Osteoporosis treatment rate following hip fracture in a community hospital
- Additional Document Info
- View All

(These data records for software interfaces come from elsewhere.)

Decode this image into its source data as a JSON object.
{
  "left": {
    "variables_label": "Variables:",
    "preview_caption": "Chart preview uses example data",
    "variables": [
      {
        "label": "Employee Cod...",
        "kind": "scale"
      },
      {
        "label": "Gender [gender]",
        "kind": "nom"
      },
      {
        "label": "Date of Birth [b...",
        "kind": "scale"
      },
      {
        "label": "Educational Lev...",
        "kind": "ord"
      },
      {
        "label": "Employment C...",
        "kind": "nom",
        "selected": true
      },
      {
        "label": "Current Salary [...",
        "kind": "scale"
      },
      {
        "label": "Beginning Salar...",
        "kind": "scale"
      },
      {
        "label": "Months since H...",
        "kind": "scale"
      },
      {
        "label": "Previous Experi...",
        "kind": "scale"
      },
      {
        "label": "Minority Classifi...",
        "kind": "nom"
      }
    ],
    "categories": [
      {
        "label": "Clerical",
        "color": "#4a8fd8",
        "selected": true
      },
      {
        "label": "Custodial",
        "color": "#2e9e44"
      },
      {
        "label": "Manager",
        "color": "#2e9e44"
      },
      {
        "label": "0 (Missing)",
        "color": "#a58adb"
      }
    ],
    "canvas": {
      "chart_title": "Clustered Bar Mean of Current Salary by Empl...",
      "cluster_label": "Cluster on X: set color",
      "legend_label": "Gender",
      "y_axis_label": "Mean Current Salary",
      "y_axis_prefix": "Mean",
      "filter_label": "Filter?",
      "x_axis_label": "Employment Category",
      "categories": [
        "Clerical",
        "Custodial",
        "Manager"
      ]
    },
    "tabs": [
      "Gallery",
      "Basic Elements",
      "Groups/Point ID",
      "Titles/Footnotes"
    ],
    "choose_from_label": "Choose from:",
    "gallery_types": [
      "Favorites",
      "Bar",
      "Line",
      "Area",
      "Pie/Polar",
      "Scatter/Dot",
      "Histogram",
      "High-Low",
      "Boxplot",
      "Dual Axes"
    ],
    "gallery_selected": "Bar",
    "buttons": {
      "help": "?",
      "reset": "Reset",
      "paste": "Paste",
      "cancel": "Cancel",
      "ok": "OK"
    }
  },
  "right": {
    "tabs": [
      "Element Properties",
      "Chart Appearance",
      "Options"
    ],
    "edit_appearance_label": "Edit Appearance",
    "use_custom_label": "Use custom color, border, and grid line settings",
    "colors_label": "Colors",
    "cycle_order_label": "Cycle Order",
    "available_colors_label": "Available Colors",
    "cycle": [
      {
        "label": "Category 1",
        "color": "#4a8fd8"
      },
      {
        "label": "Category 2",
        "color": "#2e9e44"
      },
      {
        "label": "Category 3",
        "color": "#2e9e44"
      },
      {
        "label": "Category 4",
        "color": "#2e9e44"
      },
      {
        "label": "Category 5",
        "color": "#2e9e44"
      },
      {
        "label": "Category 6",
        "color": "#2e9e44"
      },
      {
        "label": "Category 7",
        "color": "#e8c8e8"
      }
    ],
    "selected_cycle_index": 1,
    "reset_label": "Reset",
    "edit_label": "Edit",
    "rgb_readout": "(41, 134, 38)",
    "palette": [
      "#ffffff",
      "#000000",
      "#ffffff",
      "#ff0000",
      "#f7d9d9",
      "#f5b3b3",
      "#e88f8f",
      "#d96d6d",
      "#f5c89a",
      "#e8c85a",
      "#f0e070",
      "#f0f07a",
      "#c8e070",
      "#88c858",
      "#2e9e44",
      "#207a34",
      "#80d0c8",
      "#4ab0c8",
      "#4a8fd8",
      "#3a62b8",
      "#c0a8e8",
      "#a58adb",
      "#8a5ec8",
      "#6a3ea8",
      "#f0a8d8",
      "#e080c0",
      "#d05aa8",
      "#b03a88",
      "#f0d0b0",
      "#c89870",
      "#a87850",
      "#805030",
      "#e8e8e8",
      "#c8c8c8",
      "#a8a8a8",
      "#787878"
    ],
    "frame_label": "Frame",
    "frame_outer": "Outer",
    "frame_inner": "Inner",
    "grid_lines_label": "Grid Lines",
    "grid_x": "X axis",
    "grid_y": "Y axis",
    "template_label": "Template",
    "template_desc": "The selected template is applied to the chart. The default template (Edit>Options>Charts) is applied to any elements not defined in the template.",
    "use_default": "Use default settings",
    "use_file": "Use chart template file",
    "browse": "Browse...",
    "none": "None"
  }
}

Treatment rates for osteoporosis after a major osteoporotic fracture are unacceptably low. We evaluate the effectiveness of an ortho-geriatric team (OGT) in initiating pharmacologic therapy for osteoporosis post-hip fracture. The OGT was able to achieve a higher treatment rate for patients post-hip fracture in comparison to usual care provided by the primary care hospitalist. Potential reasons for delaying or not proceeding with drug therapy include patient concern regarding potential rare side effects of antiresorptive therapy including osteonecrosis of the jaw and atypical femoral fracture. These events however are rare, and in this study, only 3% of hip fractures were atypical femoral fractures. INTRODUCTION: Currently, a significant care gap for osteoporosis therapy exists post-hip fracture despite advances in pharmacologic therapy. We evaluate the effectiveness of the OGT at the Oakville Trafalgar Memorial Hospital (OTMH), Ontario, Canada, in reducing the care gap and initiating pharmacologic therapy in hip fracture patients prior to hospital discharge. We also evaluated the incidence of atypical femoral fracture (AFF) separately. METHODS: A retrospective chart review of patients 59 years and older with a hip fracture admitted to OTMH from January 1, 2016, to February 1, 2017, was conducted. The primary outcome was the proportion of hip fracture patients discharged from the hospital with appropriate treatment for their underlying osteoporosis. A sub-analysis was completed reporting the incidence of AFF among older adults. RESULTS: A total of 197 patients with a hip fracture were identified, 134/197 (68%) patients were seen by the OGT, 98/134 (73%) of these patients were started on pharmacologic therapy prior to discharge, and 120/134 (89%) of patients seen by the OGT were on treatment within 3 months of discharge following assessment in the complex osteoporosis clinic. Sixty-three patients of the 197 (63/197) (32%) of the hip fracture patients were seen by a hospitalist, and treatment rates prior to discharge were 5%. Only 6/197 patients had experienced an AFF during the study period, and all patients with an atypical femoral fracture had been on long-term bisphosphonate therapy. All of the patients with an AFF had thigh or groin pain for several weeks to months prior to the development of the atypical femoral fracture, providing an opportunity to stop therapy and possibly prevent the development of a complete AFF. CONCLUSION: The OGT was able to initiate anti-osteoporosis therapy in significantly more patients in comparison to usual care, and higher treatment rates are possible with an OGT.
has subject area